In studies involving mice, Hamlet stunted the growth of brain and bladder tumors. In one study, baby mice were given Hamlet in their drinking water and didn’t develop colon cancer like they should have, indicating that Hamlet could be used in people with a genetic susceptibility to cancer.
Then a trial on nine bladder cancer patients proved that Hamlet’s magic could work on humans as well. Eight of the nine patients passed tumors cells out of their body through their urine two hours after after they were given Hamlet. Their tumors shrank or changed character, and healthy surrounding tissue was not negatively affected.
The current study is the largest trial of Hamlet to date, and involves 40 bladder cancer patients. It’s taking place in Prague, Czech Republic. Bladder cancer has a high recurrence rate and causes 200,000 deaths a year worldwide.
Hamlet is given via a catheter into the bladder, with each patient getting six separate doses over a period of one month before undergoing surgery.
Preliminary results should be available later in 2019, but the 40 patients will be monitored for two years so researchers can observe the long-term effects of the drug after treatment has ended.
Hamlet is able to effectively kill cancer cells without harming healthy tissue — meaning little or no side effects, unlike chemotherapy and radiation.
“We believe the treatment points to new ways of reaching a balance between therapeutic efficacy and side effects,” Svanborg said.
The team is continuing to look at other cancers too, not just bladder cancer. Their ultimate goal to to use Hamlet as a preventative measure.

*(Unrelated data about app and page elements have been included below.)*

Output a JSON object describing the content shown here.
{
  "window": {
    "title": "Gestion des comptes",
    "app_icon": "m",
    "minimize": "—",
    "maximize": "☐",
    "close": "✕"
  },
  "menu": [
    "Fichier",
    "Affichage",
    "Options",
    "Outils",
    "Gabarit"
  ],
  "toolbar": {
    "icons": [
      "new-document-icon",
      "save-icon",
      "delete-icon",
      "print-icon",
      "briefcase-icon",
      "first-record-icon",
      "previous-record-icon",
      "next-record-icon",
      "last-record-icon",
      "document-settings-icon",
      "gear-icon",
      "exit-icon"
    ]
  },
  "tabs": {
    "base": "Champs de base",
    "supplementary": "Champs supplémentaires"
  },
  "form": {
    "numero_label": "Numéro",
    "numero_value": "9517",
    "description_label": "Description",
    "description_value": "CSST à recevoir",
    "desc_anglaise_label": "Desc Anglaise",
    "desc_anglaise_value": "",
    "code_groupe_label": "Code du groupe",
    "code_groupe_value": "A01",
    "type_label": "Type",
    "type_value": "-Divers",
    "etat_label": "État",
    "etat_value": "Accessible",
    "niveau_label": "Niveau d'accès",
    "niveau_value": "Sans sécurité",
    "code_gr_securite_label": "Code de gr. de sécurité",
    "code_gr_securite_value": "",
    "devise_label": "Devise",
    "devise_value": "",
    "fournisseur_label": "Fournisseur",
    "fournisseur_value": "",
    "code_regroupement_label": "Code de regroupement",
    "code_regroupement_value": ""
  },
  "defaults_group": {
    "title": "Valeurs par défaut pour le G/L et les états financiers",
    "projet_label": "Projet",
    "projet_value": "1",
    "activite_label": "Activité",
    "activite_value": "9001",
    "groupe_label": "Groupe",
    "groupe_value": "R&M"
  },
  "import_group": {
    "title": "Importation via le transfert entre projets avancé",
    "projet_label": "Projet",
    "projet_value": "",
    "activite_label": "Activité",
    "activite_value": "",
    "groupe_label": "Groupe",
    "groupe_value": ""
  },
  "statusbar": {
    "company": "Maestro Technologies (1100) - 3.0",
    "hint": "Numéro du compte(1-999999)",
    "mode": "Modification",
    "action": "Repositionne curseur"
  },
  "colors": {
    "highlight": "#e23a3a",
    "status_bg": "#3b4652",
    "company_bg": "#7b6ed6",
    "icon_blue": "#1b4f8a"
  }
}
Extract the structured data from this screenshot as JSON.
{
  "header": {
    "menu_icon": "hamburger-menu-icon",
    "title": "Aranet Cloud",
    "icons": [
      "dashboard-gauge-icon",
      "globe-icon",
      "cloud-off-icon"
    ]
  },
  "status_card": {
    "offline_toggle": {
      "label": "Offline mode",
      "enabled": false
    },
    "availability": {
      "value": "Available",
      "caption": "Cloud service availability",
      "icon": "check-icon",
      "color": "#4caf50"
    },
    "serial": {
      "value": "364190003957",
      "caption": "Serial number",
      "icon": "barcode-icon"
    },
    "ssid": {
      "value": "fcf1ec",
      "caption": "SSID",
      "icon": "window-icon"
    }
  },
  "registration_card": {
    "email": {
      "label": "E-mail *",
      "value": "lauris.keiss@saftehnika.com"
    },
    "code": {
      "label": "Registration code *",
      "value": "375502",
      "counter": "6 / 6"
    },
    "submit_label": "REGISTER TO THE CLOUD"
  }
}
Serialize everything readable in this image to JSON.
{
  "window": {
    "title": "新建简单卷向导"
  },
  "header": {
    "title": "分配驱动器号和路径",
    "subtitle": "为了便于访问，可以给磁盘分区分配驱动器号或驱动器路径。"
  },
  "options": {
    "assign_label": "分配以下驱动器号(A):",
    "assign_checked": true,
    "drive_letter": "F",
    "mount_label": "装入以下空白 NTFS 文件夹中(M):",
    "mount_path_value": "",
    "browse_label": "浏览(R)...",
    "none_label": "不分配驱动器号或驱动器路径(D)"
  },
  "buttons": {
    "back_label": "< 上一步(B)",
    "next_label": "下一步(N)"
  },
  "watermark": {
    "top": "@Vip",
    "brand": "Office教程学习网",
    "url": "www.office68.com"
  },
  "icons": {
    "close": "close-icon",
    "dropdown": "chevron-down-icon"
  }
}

“If efficacy can be combined with a lack of toxicity, it is possible that this treatment can be used both as prevention and therapy. The vision would be to make it available worldwide, to patients who are susceptible to certain cancers, or who suffer from tumours that can be reached and treated with this substance,” Svanborg said.Whizzco